Water management is one of the most important operations in greenhouse baby leaf production. However, growers mainly irrigate the plants based on experience, which generally leads to yield loss, uneven quality, and low water-use efficiency. This study evaluated four evapotranspiration (ET) models, such as Radsum, Penman methods, FAO Penman-Monteith, and Priestley-Taylor, for irrigation strategy by predicting the ET level of greenhouse baby pakchoi [Brassica rapa L. ssp. chinensis (L.) Hanelt] under different plant densities (72-, 128-, 200-, and 288-plug tray). Among environmental factors, net radiation and photosynthetically active radiation (PAR) had the highest correlation with ET, with R 2 of 0.93 and 0.94, respectively. Plant growth period was divided into different stages according to canopy development and substrate surface coverage. The corresponding crop coefficient (Kc) was introduced into ET prediction models. The result shows overestimation of ETc (crop evapotranspiration) by the Radsum and Penman methods. FAO Penman-Monteith and Priestley-Taylor methods performed the best with R 2 ≈0.7 for all planting densities. These two methods are recommended for greenhouse irrigation scheduling in baby pakchoi production.
Syuan-You Lin and Shinsuke Agehara
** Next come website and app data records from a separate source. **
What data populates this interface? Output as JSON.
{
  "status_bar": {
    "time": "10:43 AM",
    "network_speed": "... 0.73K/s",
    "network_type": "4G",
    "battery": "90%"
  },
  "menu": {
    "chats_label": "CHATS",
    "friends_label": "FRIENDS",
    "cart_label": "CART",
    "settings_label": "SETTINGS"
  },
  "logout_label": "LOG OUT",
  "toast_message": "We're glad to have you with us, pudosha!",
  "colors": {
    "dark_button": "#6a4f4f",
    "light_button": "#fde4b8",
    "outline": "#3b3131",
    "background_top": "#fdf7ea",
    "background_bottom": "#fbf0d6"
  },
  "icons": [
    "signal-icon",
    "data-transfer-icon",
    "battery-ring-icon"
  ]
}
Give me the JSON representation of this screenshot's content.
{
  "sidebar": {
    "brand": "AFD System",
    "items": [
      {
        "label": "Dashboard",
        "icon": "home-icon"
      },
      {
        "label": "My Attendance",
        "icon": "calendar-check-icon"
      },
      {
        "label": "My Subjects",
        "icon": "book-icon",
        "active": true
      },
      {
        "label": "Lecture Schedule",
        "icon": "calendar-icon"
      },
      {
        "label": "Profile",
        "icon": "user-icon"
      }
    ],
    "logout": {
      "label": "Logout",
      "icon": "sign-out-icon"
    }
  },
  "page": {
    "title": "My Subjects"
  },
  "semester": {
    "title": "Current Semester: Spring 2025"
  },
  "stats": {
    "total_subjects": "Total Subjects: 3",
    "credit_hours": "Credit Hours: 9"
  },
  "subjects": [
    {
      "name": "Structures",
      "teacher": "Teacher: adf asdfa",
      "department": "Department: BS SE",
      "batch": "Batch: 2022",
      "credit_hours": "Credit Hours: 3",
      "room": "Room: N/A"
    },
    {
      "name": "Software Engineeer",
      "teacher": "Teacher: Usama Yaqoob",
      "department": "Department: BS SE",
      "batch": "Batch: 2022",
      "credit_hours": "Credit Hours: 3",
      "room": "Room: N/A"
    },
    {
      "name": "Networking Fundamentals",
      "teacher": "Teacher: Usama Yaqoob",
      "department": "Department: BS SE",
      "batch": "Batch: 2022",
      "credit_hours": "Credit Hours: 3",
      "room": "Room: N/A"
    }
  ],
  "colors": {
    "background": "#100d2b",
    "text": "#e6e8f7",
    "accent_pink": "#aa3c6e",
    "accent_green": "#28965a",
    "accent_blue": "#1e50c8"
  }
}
In subtropical blackberry (Rubus L. subgenus Rubus Watson) production, inadequate winter chill causes poor and erratic budbreak, whereas high temperatures and heavy rainfall deteriorate late-season fruit quality. We examined the effects of four defoliants [zinc sulfate (ZS), potassium thiosulfate (KTS), urea, and lime sulfur (LS)] on defoliation, budbreak, yield, and fruit quality of ‘Natchez’ blackberry grown under inadequate chilling conditions in two consecutive growing seasons. Plants were treated with defoliants at 187 kg·ha−1 via spray application (1870 L·ha−1) at the beginning of chill accumulation (late December). A nonionic surfactant (Agri-Dex) was added at 0.5% (v/v) to all treatments including the water control. Cumulative chilling hours (<7.2 °C) at the experiment site were 209 and 134 in the first and second growing seasons, respectively. Defoliation was only 40.2% to 55.5% in the control, but it was induced moderately by LS (69.7% to 84.7%) and severely by the other defoliants (81.7% to 94.7%). Budbreak was induced most rapidly by urea application, followed by LS, KTS, and ZS, advancing by 17 to 66 days compared with the control. Consequently, urea, KTS, LS, and ZS increased early season yield by 2.79, 2.55, 0.87, and 0.31 t·ha−1, respectively, compared with the control (0.12 t·ha−1). By contrast, the final percentage of budbreak and total-season yield did not show significant treatment effects. KTS caused cane dieback and increased bud mortality, resulting in the lowest total-season yield among the treatments. Importantly, defoliants had no negative impact on berry size and soluble solids concentration. These results suggest that urea, LS, and ZS are effective bud dormancy-breaking agents for blackberry and that they could be an important adaptation tool for subtropical blackberry production. Among the three defoliants, urea appears to be the ideal chemical option because of its consistent efficacy, favorable safety profile, and low application cost.